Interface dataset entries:
-- -- --
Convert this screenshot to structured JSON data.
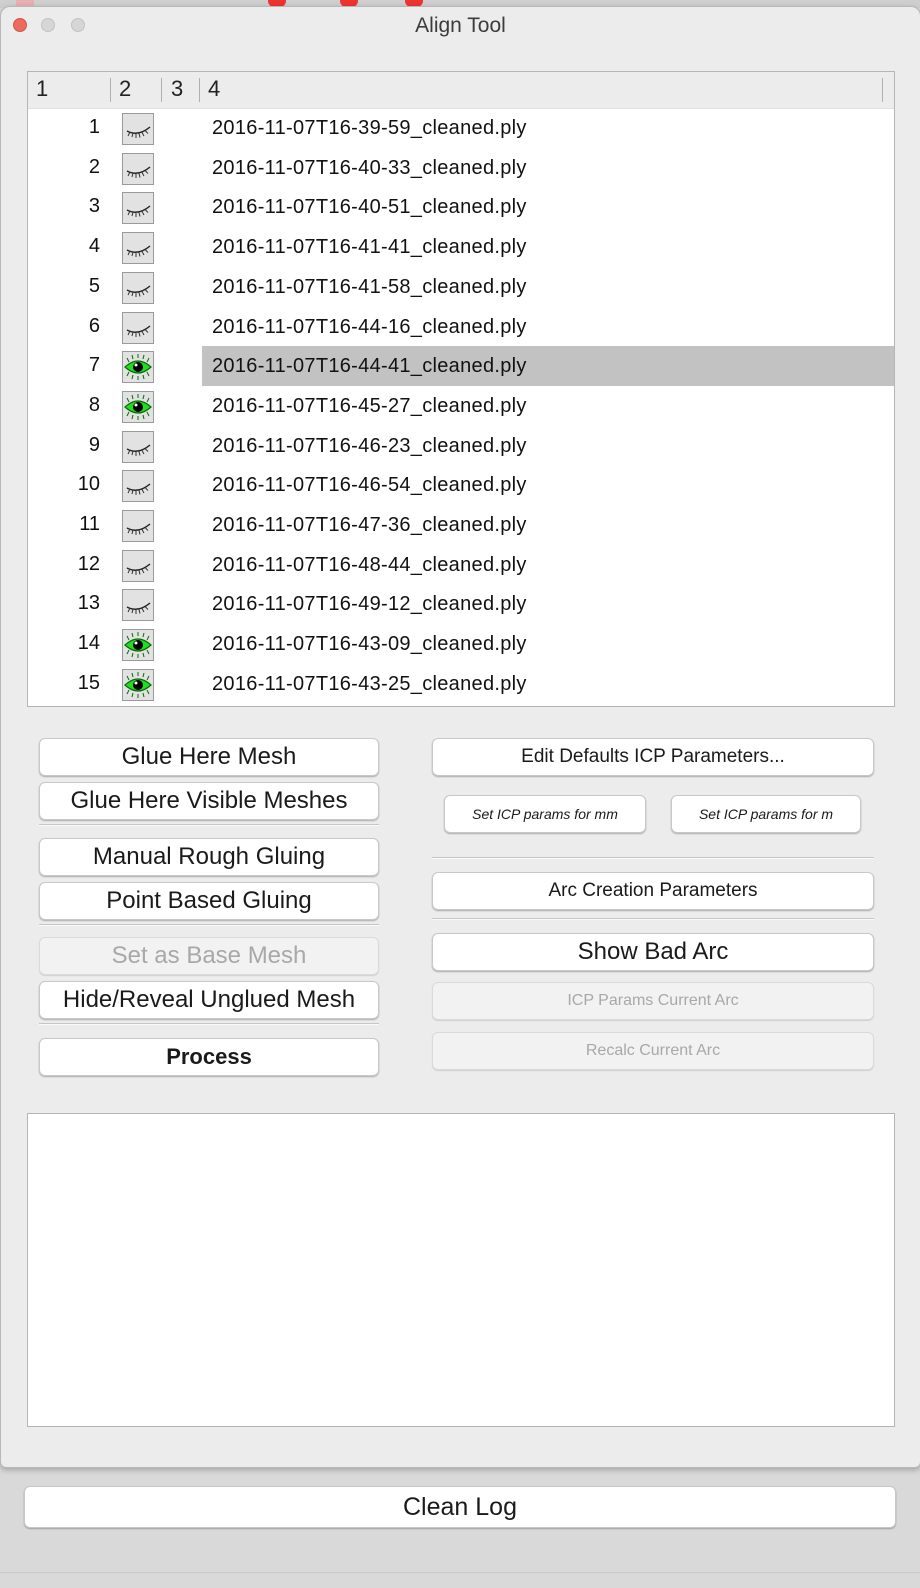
{
  "window": {
    "title": "Align Tool"
  },
  "table": {
    "headers": [
      "1",
      "2",
      "3",
      "4"
    ],
    "rows": [
      {
        "num": "1",
        "visible": false,
        "file": "2016-11-07T16-39-59_cleaned.ply"
      },
      {
        "num": "2",
        "visible": false,
        "file": "2016-11-07T16-40-33_cleaned.ply"
      },
      {
        "num": "3",
        "visible": false,
        "file": "2016-11-07T16-40-51_cleaned.ply"
      },
      {
        "num": "4",
        "visible": false,
        "file": "2016-11-07T16-41-41_cleaned.ply"
      },
      {
        "num": "5",
        "visible": false,
        "file": "2016-11-07T16-41-58_cleaned.ply"
      },
      {
        "num": "6",
        "visible": false,
        "file": "2016-11-07T16-44-16_cleaned.ply"
      },
      {
        "num": "7",
        "visible": true,
        "file": "2016-11-07T16-44-41_cleaned.ply",
        "selected": true
      },
      {
        "num": "8",
        "visible": true,
        "file": "2016-11-07T16-45-27_cleaned.ply"
      },
      {
        "num": "9",
        "visible": false,
        "file": "2016-11-07T16-46-23_cleaned.ply"
      },
      {
        "num": "10",
        "visible": false,
        "file": "2016-11-07T16-46-54_cleaned.ply"
      },
      {
        "num": "11",
        "visible": false,
        "file": "2016-11-07T16-47-36_cleaned.ply"
      },
      {
        "num": "12",
        "visible": false,
        "file": "2016-11-07T16-48-44_cleaned.ply"
      },
      {
        "num": "13",
        "visible": false,
        "file": "2016-11-07T16-49-12_cleaned.ply"
      },
      {
        "num": "14",
        "visible": true,
        "file": "2016-11-07T16-43-09_cleaned.ply"
      },
      {
        "num": "15",
        "visible": true,
        "file": "2016-11-07T16-43-25_cleaned.ply"
      }
    ],
    "icons": {
      "open": "eye-open-icon",
      "closed": "eye-closed-icon"
    },
    "colors": {
      "selected_row": "#c2c2c2",
      "eye_green": "#22dd22"
    }
  },
  "left_buttons": {
    "glue_here_mesh": "Glue Here Mesh",
    "glue_here_visible": "Glue Here Visible Meshes",
    "manual_rough": "Manual Rough Gluing",
    "point_based": "Point Based Gluing",
    "set_base": "Set as Base Mesh",
    "hide_reveal": "Hide/Reveal Unglued Mesh",
    "process": "Process"
  },
  "right_buttons": {
    "edit_defaults": "Edit Defaults ICP Parameters...",
    "icp_mm": "Set ICP params for mm",
    "icp_m": "Set ICP params for m",
    "arc_creation": "Arc Creation Parameters",
    "show_bad_arc": "Show Bad Arc",
    "icp_current_arc": "ICP Params Current Arc",
    "recalc_arc": "Recalc Current Arc"
  },
  "log": {
    "text": ""
  },
  "bottom": {
    "clean_log": "Clean Log"
  }
}
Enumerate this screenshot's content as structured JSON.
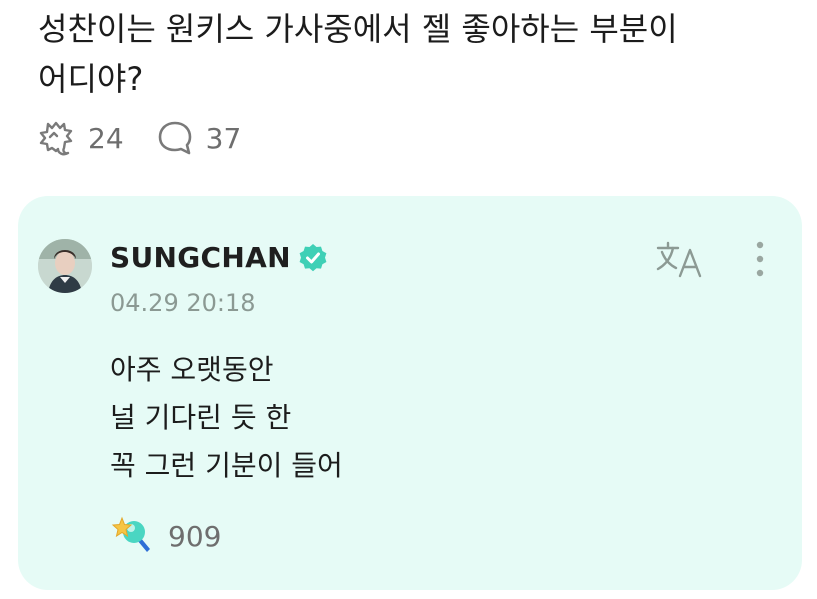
{
  "post": {
    "text": "성찬이는 원키스 가사중에서 젤 좋아하는 부분이 어디야?",
    "like_count": "24",
    "comment_count": "37"
  },
  "reply": {
    "author": "SUNGCHAN",
    "timestamp": "04.29 20:18",
    "lines": [
      "아주 오랫동안",
      "널 기다린 듯 한",
      "꼭 그런 기분이 들어"
    ],
    "reaction_count": "909"
  },
  "colors": {
    "card_background": "#e6fbf6",
    "accent": "#3fd0b6",
    "muted_text": "#6e6e6e",
    "timestamp_text": "#8b9993"
  },
  "icons": {
    "like": "bubble-heart-icon",
    "comment": "speech-bubble-icon",
    "verified": "verified-badge-icon",
    "translate": "translate-icon",
    "more": "more-vertical-icon",
    "reaction": "star-lightstick-icon"
  }
}
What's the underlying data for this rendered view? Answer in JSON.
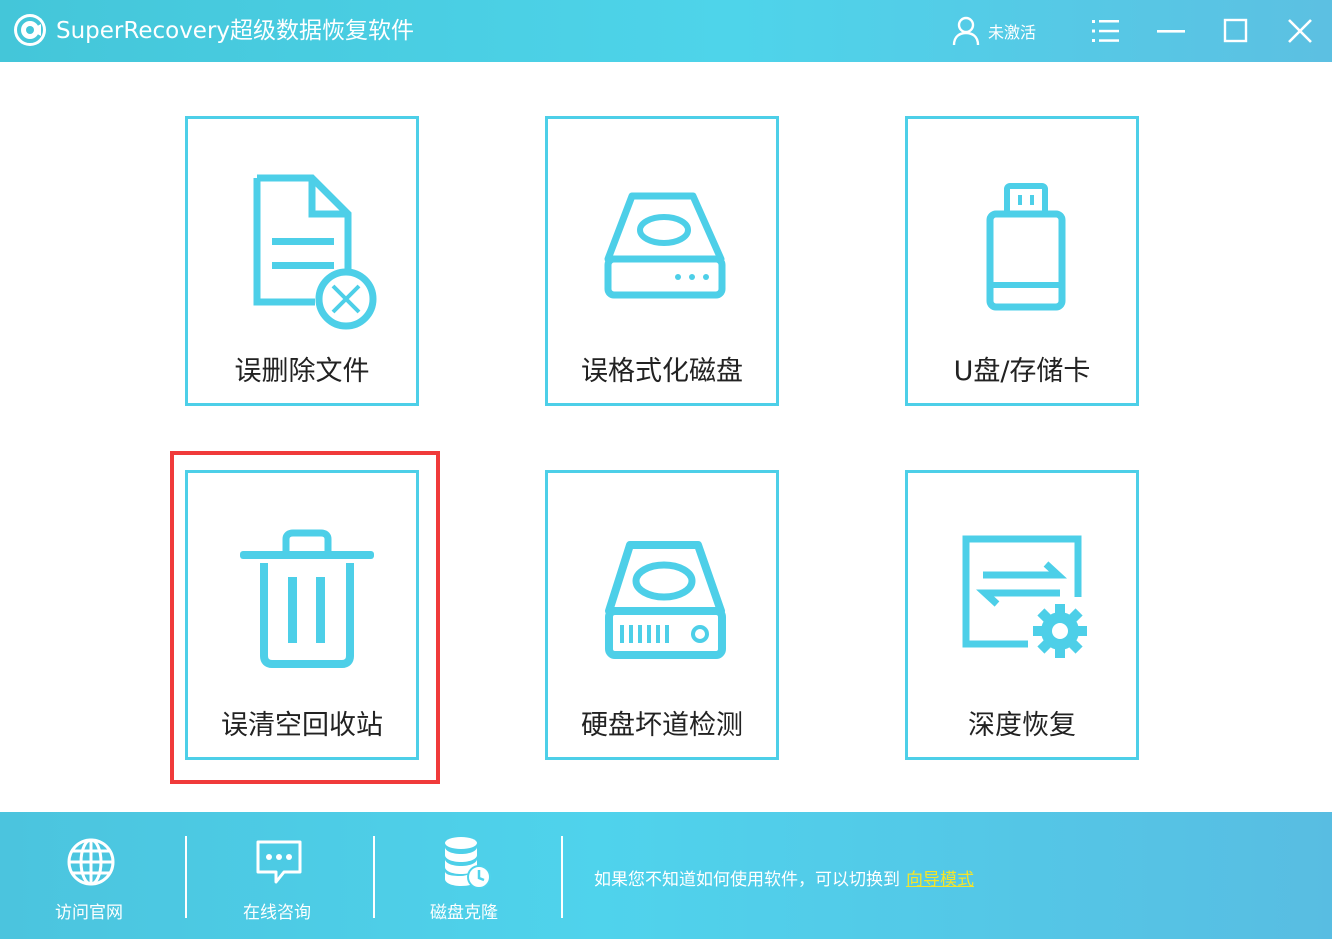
{
  "app": {
    "title": "SuperRecovery超级数据恢复软件",
    "user_status": "未激活"
  },
  "colors": {
    "accent": "#4dcfe8",
    "highlight": "#f03a3a",
    "link": "#f5e52a"
  },
  "tiles": [
    {
      "label": "误删除文件",
      "icon": "deleted-file-icon"
    },
    {
      "label": "误格式化磁盘",
      "icon": "disk-icon"
    },
    {
      "label": "U盘/存储卡",
      "icon": "usb-drive-icon"
    },
    {
      "label": "误清空回收站",
      "icon": "trash-icon",
      "highlighted": true
    },
    {
      "label": "硬盘坏道检测",
      "icon": "hard-drive-icon"
    },
    {
      "label": "深度恢复",
      "icon": "deep-recovery-icon"
    }
  ],
  "footer": {
    "items": [
      {
        "label": "访问官网",
        "icon": "globe-icon"
      },
      {
        "label": "在线咨询",
        "icon": "chat-icon"
      },
      {
        "label": "磁盘克隆",
        "icon": "database-clone-icon"
      }
    ],
    "hint_text": "如果您不知道如何使用软件，可以切换到",
    "hint_link": "向导模式"
  }
}
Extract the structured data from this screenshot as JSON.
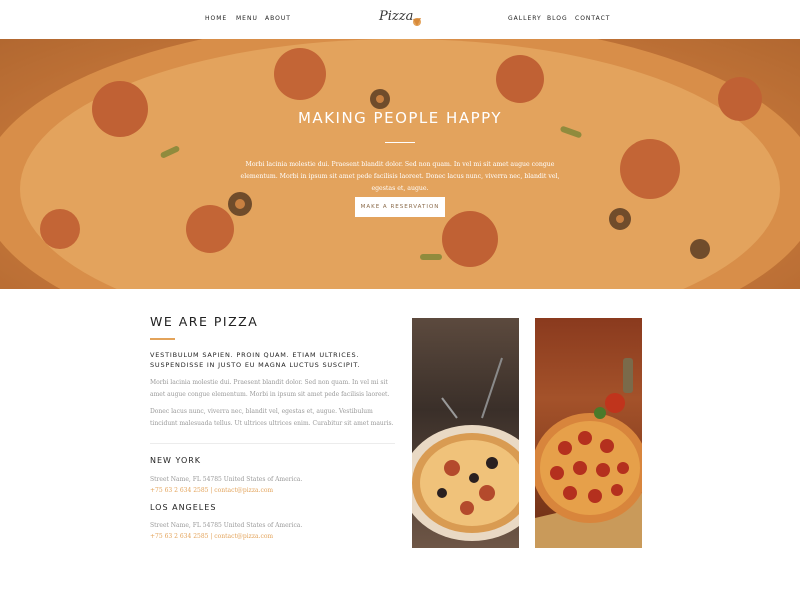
{
  "nav": {
    "left": [
      "HOME",
      "MENU",
      "ABOUT"
    ],
    "right": [
      "GALLERY",
      "BLOG",
      "CONTACT"
    ],
    "logo": "Pizza"
  },
  "hero": {
    "title": "MAKING PEOPLE HAPPY",
    "text": "Morbi lacinia molestie dui. Praesent blandit dolor. Sed non quam. In vel mi sit amet augue congue elementum. Morbi in ipsum sit amet pede facilisis laoreet. Donec lacus nunc, viverra nec, blandit vel, egestas et, augue.",
    "button": "MAKE A RESERVATION"
  },
  "about": {
    "title": "WE ARE PIZZA",
    "subtitle": "VESTIBULUM SAPIEN. PROIN QUAM. ETIAM ULTRICES. SUSPENDISSE IN JUSTO EU MAGNA LUCTUS SUSCIPIT.",
    "p1": "Morbi lacinia molestie dui. Praesent blandit dolor. Sed non quam. In vel mi sit amet augue congue elementum. Morbi in ipsum sit amet pede facilisis laoreet.",
    "p2": "Donec lacus nunc, viverra nec, blandit vel, egestas et, augue. Vestibulum tincidunt malesuada tellus. Ut ultrices ultrices enim. Curabitur sit amet mauris."
  },
  "locations": [
    {
      "city": "NEW YORK",
      "address": "Street Name, FL 54785 United States of America.",
      "contact": "+75 63 2 634 2585 | contact@pizza.com"
    },
    {
      "city": "LOS ANGELES",
      "address": "Street Name, FL 54785 United States of America.",
      "contact": "+75 63 2 634 2585 | contact@pizza.com"
    }
  ],
  "colors": {
    "accent": "#e3a35a"
  }
}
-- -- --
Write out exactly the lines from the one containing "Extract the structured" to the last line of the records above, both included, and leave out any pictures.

Extract the structured data from this screenshot as JSON.
{
  "nav": {
    "left": [
      "HOME",
      "MENU",
      "ABOUT"
    ],
    "right": [
      "GALLERY",
      "BLOG",
      "CONTACT"
    ],
    "logo": "Pizza"
  },
  "hero": {
    "title": "MAKING PEOPLE HAPPY",
    "text": "Morbi lacinia molestie dui. Praesent blandit dolor. Sed non quam. In vel mi sit amet augue congue elementum. Morbi in ipsum sit amet pede facilisis laoreet. Donec lacus nunc, viverra nec, blandit vel, egestas et, augue.",
    "button": "MAKE A RESERVATION"
  },
  "about": {
    "title": "WE ARE PIZZA",
    "subtitle": "VESTIBULUM SAPIEN. PROIN QUAM. ETIAM ULTRICES. SUSPENDISSE IN JUSTO EU MAGNA LUCTUS SUSCIPIT.",
    "p1": "Morbi lacinia molestie dui. Praesent blandit dolor. Sed non quam. In vel mi sit amet augue congue elementum. Morbi in ipsum sit amet pede facilisis laoreet.",
    "p2": "Donec lacus nunc, viverra nec, blandit vel, egestas et, augue. Vestibulum tincidunt malesuada tellus. Ut ultrices ultrices enim. Curabitur sit amet mauris."
  },
  "locations": [
    {
      "city": "NEW YORK",
      "address": "Street Name, FL 54785 United States of America.",
      "contact": "+75 63 2 634 2585 | contact@pizza.com"
    },
    {
      "city": "LOS ANGELES",
      "address": "Street Name, FL 54785 United States of America.",
      "contact": "+75 63 2 634 2585 | contact@pizza.com"
    }
  ],
  "colors": {
    "accent": "#e3a35a"
  }
}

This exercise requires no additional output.